REQUIRED WORK: Retype all of the records precisely.

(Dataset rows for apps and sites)
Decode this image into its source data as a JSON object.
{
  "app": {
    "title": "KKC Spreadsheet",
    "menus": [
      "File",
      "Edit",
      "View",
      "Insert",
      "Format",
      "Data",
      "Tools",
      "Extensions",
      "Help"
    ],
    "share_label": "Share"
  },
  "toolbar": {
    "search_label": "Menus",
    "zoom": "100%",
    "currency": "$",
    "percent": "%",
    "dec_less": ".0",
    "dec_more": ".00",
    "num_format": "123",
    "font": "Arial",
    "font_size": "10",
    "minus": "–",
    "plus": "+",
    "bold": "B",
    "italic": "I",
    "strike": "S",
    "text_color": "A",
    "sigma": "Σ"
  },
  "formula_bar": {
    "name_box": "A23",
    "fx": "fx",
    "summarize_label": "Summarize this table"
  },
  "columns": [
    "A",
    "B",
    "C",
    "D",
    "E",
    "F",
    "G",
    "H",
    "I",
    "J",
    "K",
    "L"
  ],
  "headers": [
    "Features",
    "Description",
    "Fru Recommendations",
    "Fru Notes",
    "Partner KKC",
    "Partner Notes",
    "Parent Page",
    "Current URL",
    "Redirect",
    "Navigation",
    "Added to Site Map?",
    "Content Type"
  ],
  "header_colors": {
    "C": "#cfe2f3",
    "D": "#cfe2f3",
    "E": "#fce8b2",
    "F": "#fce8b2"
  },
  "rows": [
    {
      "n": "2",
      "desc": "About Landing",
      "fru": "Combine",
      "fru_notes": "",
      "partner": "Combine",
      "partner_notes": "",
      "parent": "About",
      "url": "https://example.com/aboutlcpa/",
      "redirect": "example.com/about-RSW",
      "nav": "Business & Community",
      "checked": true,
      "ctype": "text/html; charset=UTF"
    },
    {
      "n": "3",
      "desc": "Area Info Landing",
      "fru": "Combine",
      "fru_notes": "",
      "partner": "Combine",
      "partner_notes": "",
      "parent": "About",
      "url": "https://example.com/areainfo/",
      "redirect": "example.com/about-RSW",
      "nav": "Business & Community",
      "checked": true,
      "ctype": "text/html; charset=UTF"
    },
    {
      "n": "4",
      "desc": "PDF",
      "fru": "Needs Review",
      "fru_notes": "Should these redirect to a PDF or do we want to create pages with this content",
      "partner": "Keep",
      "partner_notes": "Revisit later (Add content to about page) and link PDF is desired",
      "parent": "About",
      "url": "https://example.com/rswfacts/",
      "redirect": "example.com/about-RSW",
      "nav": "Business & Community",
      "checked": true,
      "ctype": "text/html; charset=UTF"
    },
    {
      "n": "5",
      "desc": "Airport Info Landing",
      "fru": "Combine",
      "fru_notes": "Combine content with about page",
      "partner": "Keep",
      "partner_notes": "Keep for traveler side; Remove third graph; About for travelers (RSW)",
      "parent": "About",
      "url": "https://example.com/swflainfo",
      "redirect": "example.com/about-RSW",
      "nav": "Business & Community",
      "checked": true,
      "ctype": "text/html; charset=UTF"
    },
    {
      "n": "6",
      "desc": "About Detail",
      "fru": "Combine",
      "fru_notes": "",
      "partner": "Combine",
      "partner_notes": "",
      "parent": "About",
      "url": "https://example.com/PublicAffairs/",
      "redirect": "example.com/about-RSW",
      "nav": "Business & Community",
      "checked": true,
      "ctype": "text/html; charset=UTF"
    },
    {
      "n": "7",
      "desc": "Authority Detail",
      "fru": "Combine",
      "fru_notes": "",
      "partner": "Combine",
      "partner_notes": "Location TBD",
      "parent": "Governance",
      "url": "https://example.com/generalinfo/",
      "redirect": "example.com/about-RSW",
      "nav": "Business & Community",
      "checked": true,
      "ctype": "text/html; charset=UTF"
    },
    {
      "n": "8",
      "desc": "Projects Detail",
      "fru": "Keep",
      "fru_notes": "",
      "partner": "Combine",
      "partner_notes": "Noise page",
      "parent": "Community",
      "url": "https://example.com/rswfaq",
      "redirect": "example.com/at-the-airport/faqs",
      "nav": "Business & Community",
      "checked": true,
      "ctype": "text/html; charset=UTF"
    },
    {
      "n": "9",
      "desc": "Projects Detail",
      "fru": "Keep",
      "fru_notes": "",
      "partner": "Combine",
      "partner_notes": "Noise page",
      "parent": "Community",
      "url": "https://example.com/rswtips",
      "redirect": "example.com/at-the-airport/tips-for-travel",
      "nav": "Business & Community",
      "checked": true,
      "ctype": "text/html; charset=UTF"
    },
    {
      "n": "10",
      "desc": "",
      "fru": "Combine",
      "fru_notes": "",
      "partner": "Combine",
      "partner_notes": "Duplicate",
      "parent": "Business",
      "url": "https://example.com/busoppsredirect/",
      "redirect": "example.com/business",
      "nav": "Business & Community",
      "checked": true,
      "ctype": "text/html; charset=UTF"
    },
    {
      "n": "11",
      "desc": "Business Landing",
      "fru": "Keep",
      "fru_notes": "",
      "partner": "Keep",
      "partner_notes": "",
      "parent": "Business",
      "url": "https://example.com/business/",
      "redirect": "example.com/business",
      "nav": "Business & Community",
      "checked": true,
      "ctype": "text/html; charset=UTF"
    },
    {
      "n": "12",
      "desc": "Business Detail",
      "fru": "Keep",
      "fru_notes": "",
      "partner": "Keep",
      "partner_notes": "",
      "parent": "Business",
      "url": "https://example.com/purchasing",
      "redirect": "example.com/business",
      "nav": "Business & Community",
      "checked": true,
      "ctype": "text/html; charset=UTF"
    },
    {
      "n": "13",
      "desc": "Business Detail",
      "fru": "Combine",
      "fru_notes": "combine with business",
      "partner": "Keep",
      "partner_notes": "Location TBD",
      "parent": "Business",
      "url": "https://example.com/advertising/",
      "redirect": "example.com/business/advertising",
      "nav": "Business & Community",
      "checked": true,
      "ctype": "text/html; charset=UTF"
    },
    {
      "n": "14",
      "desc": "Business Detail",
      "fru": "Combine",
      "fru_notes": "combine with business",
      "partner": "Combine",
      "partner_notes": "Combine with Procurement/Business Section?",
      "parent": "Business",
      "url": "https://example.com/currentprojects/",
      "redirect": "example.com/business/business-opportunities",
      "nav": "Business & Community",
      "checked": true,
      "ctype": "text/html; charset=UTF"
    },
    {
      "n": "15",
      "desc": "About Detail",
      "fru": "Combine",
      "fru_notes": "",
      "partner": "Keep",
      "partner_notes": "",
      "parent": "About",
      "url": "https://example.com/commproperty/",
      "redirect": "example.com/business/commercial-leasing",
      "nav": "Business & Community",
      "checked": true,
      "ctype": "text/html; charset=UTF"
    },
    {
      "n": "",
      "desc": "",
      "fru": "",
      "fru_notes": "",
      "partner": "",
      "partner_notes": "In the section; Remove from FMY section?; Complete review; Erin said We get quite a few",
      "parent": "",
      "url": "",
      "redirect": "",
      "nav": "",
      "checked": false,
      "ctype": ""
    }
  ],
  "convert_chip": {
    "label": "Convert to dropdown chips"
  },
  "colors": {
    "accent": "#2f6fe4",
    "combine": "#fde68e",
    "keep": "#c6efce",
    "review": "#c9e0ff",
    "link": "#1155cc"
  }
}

EXPECTED ANSWER:
Decode this image into its source data as a JSON object.
{
  "app": {
    "title": "KKC Spreadsheet",
    "menus": [
      "File",
      "Edit",
      "View",
      "Insert",
      "Format",
      "Data",
      "Tools",
      "Extensions",
      "Help"
    ],
    "share_label": "Share"
  },
  "toolbar": {
    "search_label": "Menus",
    "zoom": "100%",
    "currency": "$",
    "percent": "%",
    "dec_less": ".0",
    "dec_more": ".00",
    "num_format": "123",
    "font": "Arial",
    "font_size": "10",
    "minus": "–",
    "plus": "+",
    "bold": "B",
    "italic": "I",
    "strike": "S",
    "text_color": "A",
    "sigma": "Σ"
  },
  "formula_bar": {
    "name_box": "A23",
    "fx": "fx",
    "summarize_label": "Summarize this table"
  },
  "columns": [
    "A",
    "B",
    "C",
    "D",
    "E",
    "F",
    "G",
    "H",
    "I",
    "J",
    "K",
    "L"
  ],
  "headers": [
    "Features",
    "Description",
    "Fru Recommendations",
    "Fru Notes",
    "Partner KKC",
    "Partner Notes",
    "Parent Page",
    "Current URL",
    "Redirect",
    "Navigation",
    "Added to Site Map?",
    "Content Type"
  ],
  "header_colors": {
    "C": "#cfe2f3",
    "D": "#cfe2f3",
    "E": "#fce8b2",
    "F": "#fce8b2"
  },
  "rows": [
    {
      "n": "2",
      "desc": "About Landing",
      "fru": "Combine",
      "fru_notes": "",
      "partner": "Combine",
      "partner_notes": "",
      "parent": "About",
      "url": "https://example.com/aboutlcpa/",
      "redirect": "example.com/about-RSW",
      "nav": "Business & Community",
      "checked": true,
      "ctype": "text/html; charset=UTF"
    },
    {
      "n": "3",
      "desc": "Area Info Landing",
      "fru": "Combine",
      "fru_notes": "",
      "partner": "Combine",
      "partner_notes": "",
      "parent": "About",
      "url": "https://example.com/areainfo/",
      "redirect": "example.com/about-RSW",
      "nav": "Business & Community",
      "checked": true,
      "ctype": "text/html; charset=UTF"
    },
    {
      "n": "4",
      "desc": "PDF",
      "fru": "Needs Review",
      "fru_notes": "Should these redirect to a PDF or do we want to create pages with this content",
      "partner": "Keep",
      "partner_notes": "Revisit later (Add content to about page) and link PDF is desired",
      "parent": "About",
      "url": "https://example.com/rswfacts/",
      "redirect": "example.com/about-RSW",
      "nav": "Business & Community",
      "checked": true,
      "ctype": "text/html; charset=UTF"
    },
    {
      "n": "5",
      "desc": "Airport Info Landing",
      "fru": "Combine",
      "fru_notes": "Combine content with about page",
      "partner": "Keep",
      "partner_notes": "Keep for traveler side; Remove third graph; About for travelers (RSW)",
      "parent": "About",
      "url": "https://example.com/swflainfo",
      "redirect": "example.com/about-RSW",
      "nav": "Business & Community",
      "checked": true,
      "ctype": "text/html; charset=UTF"
    },
    {
      "n": "6",
      "desc": "About Detail",
      "fru": "Combine",
      "fru_notes": "",
      "partner": "Combine",
      "partner_notes": "",
      "parent": "About",
      "url": "https://example.com/PublicAffairs/",
      "redirect": "example.com/about-RSW",
      "nav": "Business & Community",
      "checked": true,
      "ctype": "text/html; charset=UTF"
    },
    {
      "n": "7",
      "desc": "Authority Detail",
      "fru": "Combine",
      "fru_notes": "",
      "partner": "Combine",
      "partner_notes": "Location TBD",
      "parent": "Governance",
      "url": "https://example.com/generalinfo/",
      "redirect": "example.com/about-RSW",
      "nav": "Business & Community",
      "checked": true,
      "ctype": "text/html; charset=UTF"
    },
    {
      "n": "8",
      "desc": "Projects Detail",
      "fru": "Keep",
      "fru_notes": "",
      "partner": "Combine",
      "partner_notes": "Noise page",
      "parent": "Community",
      "url": "https://example.com/rswfaq",
      "redirect": "example.com/at-the-airport/faqs",
      "nav": "Business & Community",
      "checked": true,
      "ctype": "text/html; charset=UTF"
    },
    {
      "n": "9",
      "desc": "Projects Detail",
      "fru": "Keep",
      "fru_notes": "",
      "partner": "Combine",
      "partner_notes": "Noise page",
      "parent": "Community",
      "url": "https://example.com/rswtips",
      "redirect": "example.com/at-the-airport/tips-for-travel",
      "nav": "Business & Community",
      "checked": true,
      "ctype": "text/html; charset=UTF"
    },
    {
      "n": "10",
      "desc": "",
      "fru": "Combine",
      "fru_notes": "",
      "partner": "Combine",
      "partner_notes": "Duplicate",
      "parent": "Business",
      "url": "https://example.com/busoppsredirect/",
      "redirect": "example.com/business",
      "nav": "Business & Community",
      "checked": true,
      "ctype": "text/html; charset=UTF"
    },
    {
      "n": "11",
      "desc": "Business Landing",
      "fru": "Keep",
      "fru_notes": "",
      "partner": "Keep",
      "partner_notes": "",
      "parent": "Business",
      "url": "https://example.com/business/",
      "redirect": "example.com/business",
      "nav": "Business & Community",
      "checked": true,
      "ctype": "text/html; charset=UTF"
    },
    {
      "n": "12",
      "desc": "Business Detail",
      "fru": "Keep",
      "fru_notes": "",
      "partner": "Keep",
      "partner_notes": "",
      "parent": "Business",
      "url": "https://example.com/purchasing",
      "redirect": "example.com/business",
      "nav": "Business & Community",
      "checked": true,
      "ctype": "text/html; charset=UTF"
    },
    {
      "n": "13",
      "desc": "Business Detail",
      "fru": "Combine",
      "fru_notes": "combine with business",
      "partner": "Keep",
      "partner_notes": "Location TBD",
      "parent": "Business",
      "url": "https://example.com/advertising/",
      "redirect": "example.com/business/advertising",
      "nav": "Business & Community",
      "checked": true,
      "ctype": "text/html; charset=UTF"
    },
    {
      "n": "14",
      "desc": "Business Detail",
      "fru": "Combine",
      "fru_notes": "combine with business",
      "partner": "Combine",
      "partner_notes": "Combine with Procurement/Business Section?",
      "parent": "Business",
      "url": "https://example.com/currentprojects/",
      "redirect": "example.com/business/business-opportunities",
      "nav": "Business & Community",
      "checked": true,
      "ctype": "text/html; charset=UTF"
    },
    {
      "n": "15",
      "desc": "About Detail",
      "fru": "Combine",
      "fru_notes": "",
      "partner": "Keep",
      "partner_notes": "",
      "parent": "About",
      "url": "https://example.com/commproperty/",
      "redirect": "example.com/business/commercial-leasing",
      "nav": "Business & Community",
      "checked": true,
      "ctype": "text/html; charset=UTF"
    },
    {
      "n": "",
      "desc": "",
      "fru": "",
      "fru_notes": "",
      "partner": "",
      "partner_notes": "In the section; Remove from FMY section?; Complete review; Erin said We get quite a few",
      "parent": "",
      "url": "",
      "redirect": "",
      "nav": "",
      "checked": false,
      "ctype": ""
    }
  ],
  "convert_chip": {
    "label": "Convert to dropdown chips"
  },
  "colors": {
    "accent": "#2f6fe4",
    "combine": "#fde68e",
    "keep": "#c6efce",
    "review": "#c9e0ff",
    "link": "#1155cc"
  }
}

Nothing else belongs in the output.